“But you cannot believe what is on social media unless you have verified the information from reliable sources.”
Other young people show just how much they need to be educated about the elections.
Naomi Saurara of Suva is not interested in the elections because of the uncertain date.
“Right now I have no idea about the election because the election date hasn’t been set,” the Fiji National University student says.
However, her friend Kirisitiana Kula is aware and has read several policies.
“I have read the policies and some of them are good. It is up to us which government we vote in but I’m not sure what is going to happen after the election,” she says pondering the future.
“It depends on what government the people vote for because if you want a better future then you will pick the right government to take over.
“The young should care about the election because they need to focus on their future and think of others too.”
For Krishneel Krishna, it’s a matter of looking at the best benefit.
“We have to vote for the party which gives us benefits for our education,” he said.
“I will stay in Fiji if the wages are good, but if the wages aren’t up to our expectation then that’s a different story.”
There are many choices to be made when it comes to engaging and participating in a country’s national election. But for these Fijian youths, weighing in on the election is a whole new experience, one they know will have an impact on their future.
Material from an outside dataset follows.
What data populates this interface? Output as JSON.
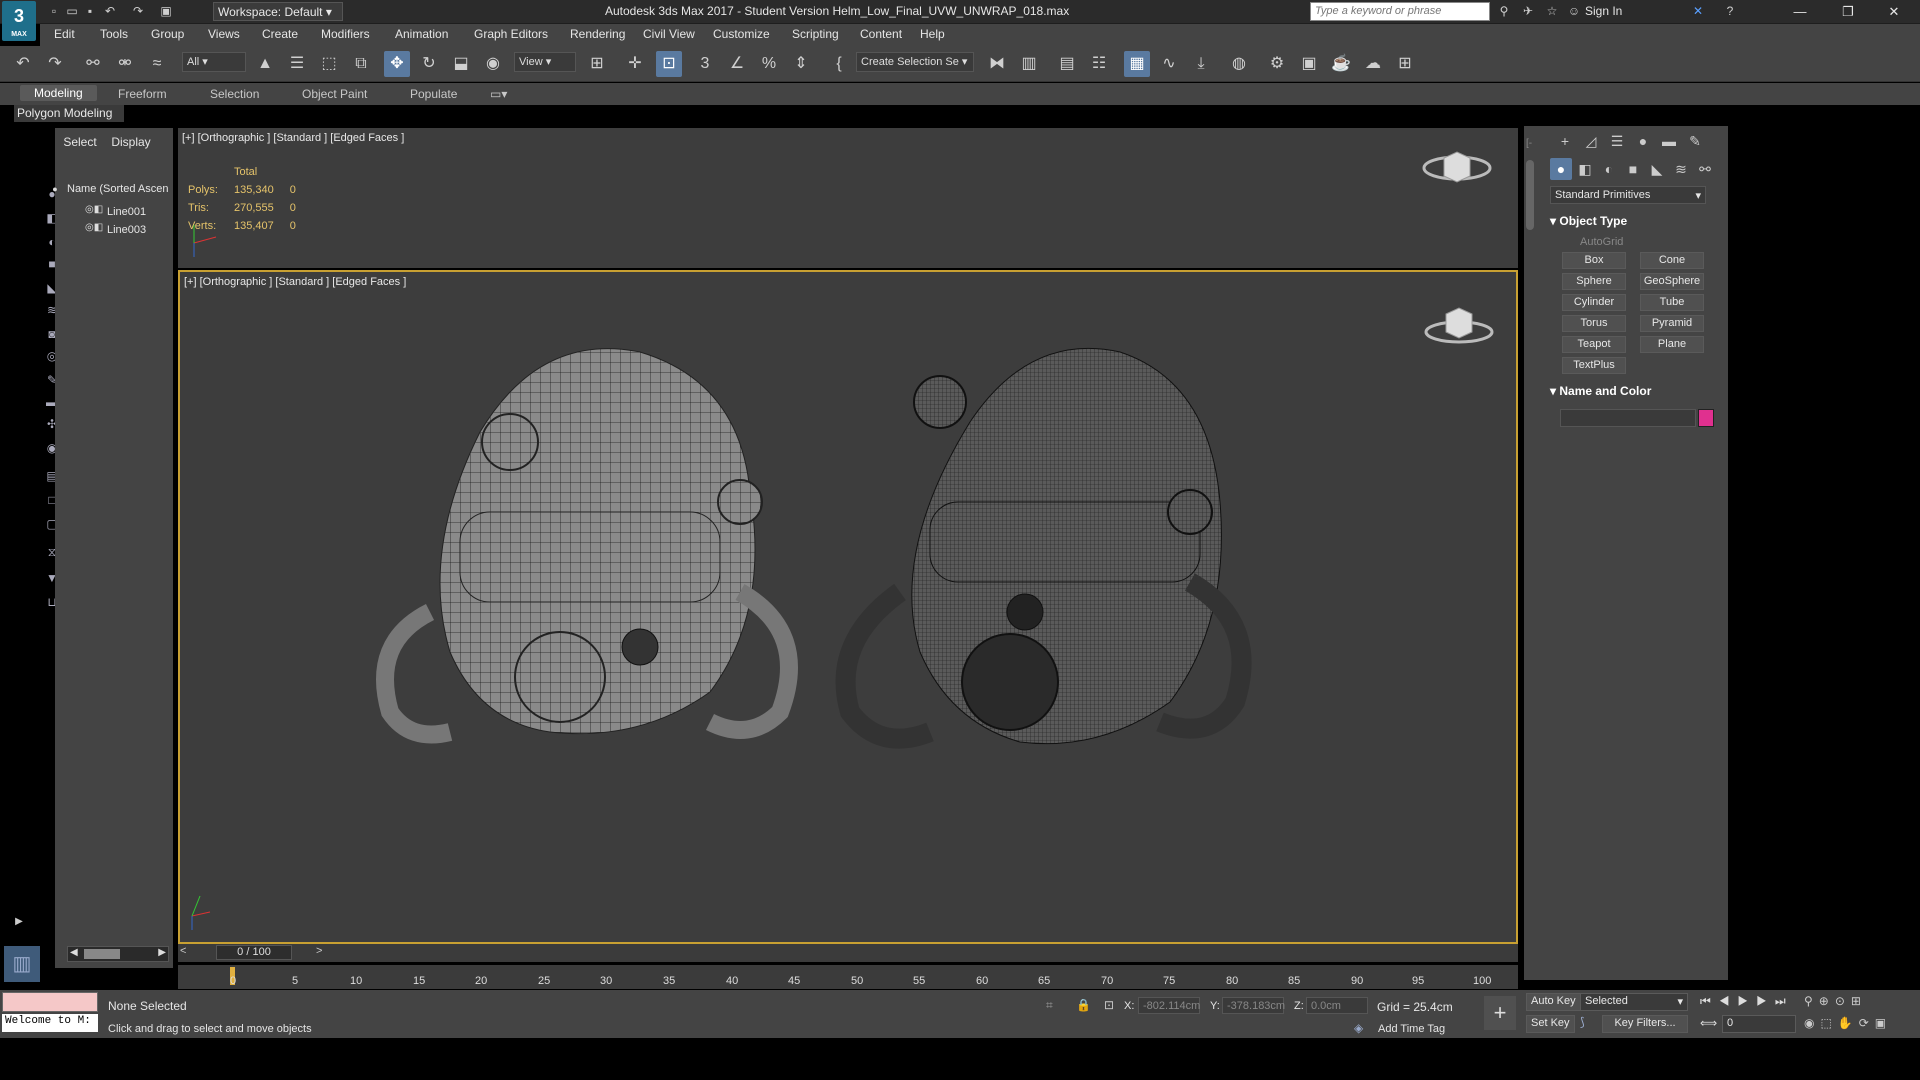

Sri Krishnamurthi is a journalist and Postgraduate Diploma in Communication Studies student at Auckland University of Technology. He is attached to The University of the South Pacific’s Journalism Programme, filing for USP’s Wansolwara News and the AUT Pacific Media Centre’s Asia Pacific Report.